The other day, I was unhappily subjected to a trailer for "Legends of Oz: Dorothy's Return," an animated sequel to "The Wizard of Oz" featuring your favorite actors doing a cash-grab in return for a few weeks in a recording booth. (Bernadette Peters? Oliver Platt? For shame.) The actual Oz books are a good deal weirder than the first (and eventual movie adaptation) but are a useful precursor to this century's fantasy franchises: L. Frank Baum, who eventually wrote 13 sequels to THE WIZARD OF OZ, was an odd duck but he had a Piers Anthonyesque approach to world-building: He just kept expanding and heck if anyone got in his way. Now that Dorothy et al are in the public domain, anyone can write his or her own "Wizard of Oz" sequel, and the fact that I feel strangely protective of these characters is no doubt a remnant left over from my own childhood. But not everyone enjoyed THE WIZARD OF OZ, and some hilariously failed to do so:

  • "I think it has too much old talk in it."
  • "I thought it was boaring [sic] it was not realistic or creative like the movie."
  • "I hate it and it was terrible so I really hates it so good luck trying to read this book." Only including this one because it was from user "1dfan." Well, I can't get through a One Direction song without experiencing internal distress, so we're even now.
  • "Why do you make it so stupid. I was going to put it down, but it got interesting then it got boring. Dorothy had red shoes not silver ones. They didn't adventure through the forest at the end or the kingdom of the winkies, or the field mice. So make a better book that goes with the movie." Yes, sir and/or ma'am.

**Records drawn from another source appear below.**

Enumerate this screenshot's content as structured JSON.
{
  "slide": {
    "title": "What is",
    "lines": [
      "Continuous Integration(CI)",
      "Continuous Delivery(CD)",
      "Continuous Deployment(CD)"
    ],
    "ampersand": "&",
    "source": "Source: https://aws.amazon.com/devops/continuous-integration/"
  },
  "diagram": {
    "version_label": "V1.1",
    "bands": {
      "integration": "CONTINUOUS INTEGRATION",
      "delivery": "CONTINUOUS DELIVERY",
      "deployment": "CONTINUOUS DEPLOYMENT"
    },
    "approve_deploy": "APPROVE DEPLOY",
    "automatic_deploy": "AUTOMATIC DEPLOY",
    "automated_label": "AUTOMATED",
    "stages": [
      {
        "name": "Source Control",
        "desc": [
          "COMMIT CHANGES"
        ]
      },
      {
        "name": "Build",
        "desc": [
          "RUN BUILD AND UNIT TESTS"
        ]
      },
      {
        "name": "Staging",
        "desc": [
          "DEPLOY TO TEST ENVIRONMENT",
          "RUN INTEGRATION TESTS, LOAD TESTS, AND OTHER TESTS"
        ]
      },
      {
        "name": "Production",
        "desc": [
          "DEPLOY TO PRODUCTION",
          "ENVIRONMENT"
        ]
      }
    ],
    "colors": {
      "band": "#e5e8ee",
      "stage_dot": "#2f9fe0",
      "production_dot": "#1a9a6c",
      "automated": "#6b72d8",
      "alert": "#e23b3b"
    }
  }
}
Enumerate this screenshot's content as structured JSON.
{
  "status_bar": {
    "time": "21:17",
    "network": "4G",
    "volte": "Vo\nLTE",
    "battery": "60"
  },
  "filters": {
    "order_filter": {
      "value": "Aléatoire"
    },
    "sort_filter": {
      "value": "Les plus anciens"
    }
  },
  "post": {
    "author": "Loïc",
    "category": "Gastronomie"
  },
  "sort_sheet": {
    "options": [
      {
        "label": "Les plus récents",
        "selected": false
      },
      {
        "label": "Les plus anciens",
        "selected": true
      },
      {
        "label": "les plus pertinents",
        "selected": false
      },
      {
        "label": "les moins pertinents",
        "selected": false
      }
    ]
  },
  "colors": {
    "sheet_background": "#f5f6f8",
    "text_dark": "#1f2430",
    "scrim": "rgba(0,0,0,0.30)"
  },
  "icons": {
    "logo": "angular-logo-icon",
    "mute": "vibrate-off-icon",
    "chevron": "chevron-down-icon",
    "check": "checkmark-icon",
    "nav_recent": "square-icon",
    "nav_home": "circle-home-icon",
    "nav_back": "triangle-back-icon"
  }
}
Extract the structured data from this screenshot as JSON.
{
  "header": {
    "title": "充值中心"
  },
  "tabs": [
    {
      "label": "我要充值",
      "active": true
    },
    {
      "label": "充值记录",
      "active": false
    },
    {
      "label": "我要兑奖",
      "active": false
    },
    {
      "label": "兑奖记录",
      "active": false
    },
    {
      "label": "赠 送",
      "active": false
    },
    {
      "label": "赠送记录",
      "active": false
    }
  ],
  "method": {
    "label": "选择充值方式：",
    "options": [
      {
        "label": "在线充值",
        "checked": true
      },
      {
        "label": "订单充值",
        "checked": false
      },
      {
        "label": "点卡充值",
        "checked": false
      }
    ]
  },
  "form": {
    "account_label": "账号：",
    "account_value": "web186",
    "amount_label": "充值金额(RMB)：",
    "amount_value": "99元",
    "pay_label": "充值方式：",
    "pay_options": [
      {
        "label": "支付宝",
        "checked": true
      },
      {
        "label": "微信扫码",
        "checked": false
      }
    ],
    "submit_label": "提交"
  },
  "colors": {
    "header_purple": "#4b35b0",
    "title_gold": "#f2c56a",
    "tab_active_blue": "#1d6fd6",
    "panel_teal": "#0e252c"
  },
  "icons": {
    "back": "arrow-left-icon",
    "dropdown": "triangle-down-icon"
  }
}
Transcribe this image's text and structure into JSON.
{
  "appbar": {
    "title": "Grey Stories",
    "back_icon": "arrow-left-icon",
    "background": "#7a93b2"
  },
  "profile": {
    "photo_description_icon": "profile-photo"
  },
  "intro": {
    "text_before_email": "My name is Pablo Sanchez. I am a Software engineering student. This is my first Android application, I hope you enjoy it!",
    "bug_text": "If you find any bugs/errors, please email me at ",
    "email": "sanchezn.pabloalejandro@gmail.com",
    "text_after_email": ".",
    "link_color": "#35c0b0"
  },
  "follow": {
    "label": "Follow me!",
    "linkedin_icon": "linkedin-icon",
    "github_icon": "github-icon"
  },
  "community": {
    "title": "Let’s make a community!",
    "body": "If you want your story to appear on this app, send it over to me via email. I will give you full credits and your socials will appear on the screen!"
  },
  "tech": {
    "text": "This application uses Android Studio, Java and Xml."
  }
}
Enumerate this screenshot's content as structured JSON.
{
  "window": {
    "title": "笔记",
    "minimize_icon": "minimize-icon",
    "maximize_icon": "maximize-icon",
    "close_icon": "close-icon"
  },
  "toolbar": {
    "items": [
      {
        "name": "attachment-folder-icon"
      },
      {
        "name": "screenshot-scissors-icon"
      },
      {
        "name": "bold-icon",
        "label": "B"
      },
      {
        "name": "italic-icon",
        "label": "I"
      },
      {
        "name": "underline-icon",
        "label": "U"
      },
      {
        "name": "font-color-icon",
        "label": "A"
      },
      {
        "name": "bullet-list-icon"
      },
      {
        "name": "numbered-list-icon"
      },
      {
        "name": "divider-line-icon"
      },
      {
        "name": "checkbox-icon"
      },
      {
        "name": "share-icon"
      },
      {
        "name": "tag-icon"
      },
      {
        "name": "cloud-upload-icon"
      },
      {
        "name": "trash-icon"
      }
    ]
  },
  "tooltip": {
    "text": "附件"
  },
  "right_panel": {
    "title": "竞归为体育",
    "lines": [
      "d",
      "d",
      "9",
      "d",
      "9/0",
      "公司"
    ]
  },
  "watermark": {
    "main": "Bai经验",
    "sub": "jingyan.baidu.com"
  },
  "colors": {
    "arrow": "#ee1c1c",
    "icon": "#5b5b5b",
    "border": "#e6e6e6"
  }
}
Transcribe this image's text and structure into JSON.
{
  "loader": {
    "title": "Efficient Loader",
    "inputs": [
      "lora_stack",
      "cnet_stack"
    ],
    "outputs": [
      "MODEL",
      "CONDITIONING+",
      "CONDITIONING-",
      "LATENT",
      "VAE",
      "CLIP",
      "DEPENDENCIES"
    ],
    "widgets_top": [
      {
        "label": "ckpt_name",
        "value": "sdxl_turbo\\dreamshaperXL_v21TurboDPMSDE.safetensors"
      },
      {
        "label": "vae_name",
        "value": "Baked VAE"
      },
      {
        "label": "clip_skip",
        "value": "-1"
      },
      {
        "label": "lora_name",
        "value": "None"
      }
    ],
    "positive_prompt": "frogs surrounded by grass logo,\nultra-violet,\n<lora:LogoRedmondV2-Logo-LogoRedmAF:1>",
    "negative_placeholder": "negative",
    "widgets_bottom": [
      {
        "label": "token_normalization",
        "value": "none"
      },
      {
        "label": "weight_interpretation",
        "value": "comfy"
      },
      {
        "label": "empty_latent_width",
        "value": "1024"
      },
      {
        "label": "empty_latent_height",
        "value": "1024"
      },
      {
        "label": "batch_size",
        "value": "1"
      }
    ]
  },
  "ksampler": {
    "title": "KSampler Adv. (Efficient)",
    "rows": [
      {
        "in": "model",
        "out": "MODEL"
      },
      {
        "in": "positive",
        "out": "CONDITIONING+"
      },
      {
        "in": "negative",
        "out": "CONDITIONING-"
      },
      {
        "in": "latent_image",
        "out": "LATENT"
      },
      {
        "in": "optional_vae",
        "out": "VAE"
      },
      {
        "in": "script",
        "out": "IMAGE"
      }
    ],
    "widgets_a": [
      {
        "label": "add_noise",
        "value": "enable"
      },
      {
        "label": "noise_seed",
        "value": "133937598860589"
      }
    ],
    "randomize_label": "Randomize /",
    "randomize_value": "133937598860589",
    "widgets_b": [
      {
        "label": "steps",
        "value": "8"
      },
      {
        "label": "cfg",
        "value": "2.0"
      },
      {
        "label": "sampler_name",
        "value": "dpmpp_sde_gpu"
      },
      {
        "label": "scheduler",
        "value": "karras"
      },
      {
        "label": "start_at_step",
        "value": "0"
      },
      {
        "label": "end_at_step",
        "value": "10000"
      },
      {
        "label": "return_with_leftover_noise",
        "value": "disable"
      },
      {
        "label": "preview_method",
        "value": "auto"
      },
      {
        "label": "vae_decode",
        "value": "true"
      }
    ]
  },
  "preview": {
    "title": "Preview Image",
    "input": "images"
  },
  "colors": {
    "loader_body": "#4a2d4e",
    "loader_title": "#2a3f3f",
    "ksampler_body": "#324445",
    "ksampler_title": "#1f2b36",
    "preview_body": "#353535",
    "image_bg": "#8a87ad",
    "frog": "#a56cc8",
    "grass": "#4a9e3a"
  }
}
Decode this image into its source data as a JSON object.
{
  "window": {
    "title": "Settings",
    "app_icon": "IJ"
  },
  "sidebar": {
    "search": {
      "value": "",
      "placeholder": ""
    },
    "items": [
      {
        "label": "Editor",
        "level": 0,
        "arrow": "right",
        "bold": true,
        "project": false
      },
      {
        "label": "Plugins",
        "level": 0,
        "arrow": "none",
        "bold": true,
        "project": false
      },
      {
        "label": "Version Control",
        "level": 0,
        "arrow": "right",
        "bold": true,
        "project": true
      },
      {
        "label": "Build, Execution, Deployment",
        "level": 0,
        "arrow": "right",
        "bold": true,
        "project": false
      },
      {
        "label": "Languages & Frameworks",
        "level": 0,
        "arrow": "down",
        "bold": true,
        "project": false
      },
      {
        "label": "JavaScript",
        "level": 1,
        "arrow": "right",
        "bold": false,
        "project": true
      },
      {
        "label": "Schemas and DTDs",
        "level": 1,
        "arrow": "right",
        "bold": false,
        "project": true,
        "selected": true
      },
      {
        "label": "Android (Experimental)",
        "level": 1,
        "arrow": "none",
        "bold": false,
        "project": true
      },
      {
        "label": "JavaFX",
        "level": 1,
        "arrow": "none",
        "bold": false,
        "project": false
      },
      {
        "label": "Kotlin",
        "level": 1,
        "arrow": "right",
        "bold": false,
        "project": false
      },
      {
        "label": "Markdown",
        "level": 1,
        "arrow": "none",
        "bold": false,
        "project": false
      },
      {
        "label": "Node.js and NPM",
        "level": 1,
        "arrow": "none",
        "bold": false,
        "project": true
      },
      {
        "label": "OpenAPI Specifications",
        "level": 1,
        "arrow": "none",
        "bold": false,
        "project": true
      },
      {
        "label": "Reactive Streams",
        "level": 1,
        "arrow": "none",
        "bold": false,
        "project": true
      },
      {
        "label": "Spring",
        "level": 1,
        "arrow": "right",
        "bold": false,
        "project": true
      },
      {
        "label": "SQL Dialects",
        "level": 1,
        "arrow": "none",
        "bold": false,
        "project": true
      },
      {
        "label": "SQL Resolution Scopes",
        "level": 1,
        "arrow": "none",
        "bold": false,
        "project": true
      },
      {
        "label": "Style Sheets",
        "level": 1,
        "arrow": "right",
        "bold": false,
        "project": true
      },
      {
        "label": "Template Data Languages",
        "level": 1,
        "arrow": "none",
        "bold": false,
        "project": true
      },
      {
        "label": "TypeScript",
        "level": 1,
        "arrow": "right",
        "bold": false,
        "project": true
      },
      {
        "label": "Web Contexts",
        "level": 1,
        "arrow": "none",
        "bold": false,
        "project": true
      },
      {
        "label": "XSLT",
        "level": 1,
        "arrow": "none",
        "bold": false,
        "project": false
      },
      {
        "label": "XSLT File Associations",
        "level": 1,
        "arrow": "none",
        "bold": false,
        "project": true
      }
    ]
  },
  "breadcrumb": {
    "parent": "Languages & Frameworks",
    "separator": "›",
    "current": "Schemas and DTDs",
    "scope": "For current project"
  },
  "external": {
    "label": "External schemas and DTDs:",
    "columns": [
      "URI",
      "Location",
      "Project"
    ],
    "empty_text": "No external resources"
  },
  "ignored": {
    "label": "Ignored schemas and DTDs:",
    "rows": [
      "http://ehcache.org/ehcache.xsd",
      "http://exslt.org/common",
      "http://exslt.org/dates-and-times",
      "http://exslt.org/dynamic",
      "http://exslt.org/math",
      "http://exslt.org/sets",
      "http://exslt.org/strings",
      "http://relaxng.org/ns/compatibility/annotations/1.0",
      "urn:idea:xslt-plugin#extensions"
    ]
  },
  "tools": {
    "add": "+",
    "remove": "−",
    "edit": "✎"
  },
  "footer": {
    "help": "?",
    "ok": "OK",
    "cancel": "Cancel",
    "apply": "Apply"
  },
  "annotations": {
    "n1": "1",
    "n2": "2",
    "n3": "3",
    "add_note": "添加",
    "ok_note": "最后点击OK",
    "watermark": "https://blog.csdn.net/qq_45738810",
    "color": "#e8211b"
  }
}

  • "Any books with this type of cover is bad." 
  • "Awesome book I love it I can not stop myself from reading it over and over again get this book." This is one of several very positive Amazon reviews whose writers filed them under one star. Not sure why the concept was so confusing. 
  • "Haven't used this yet but..."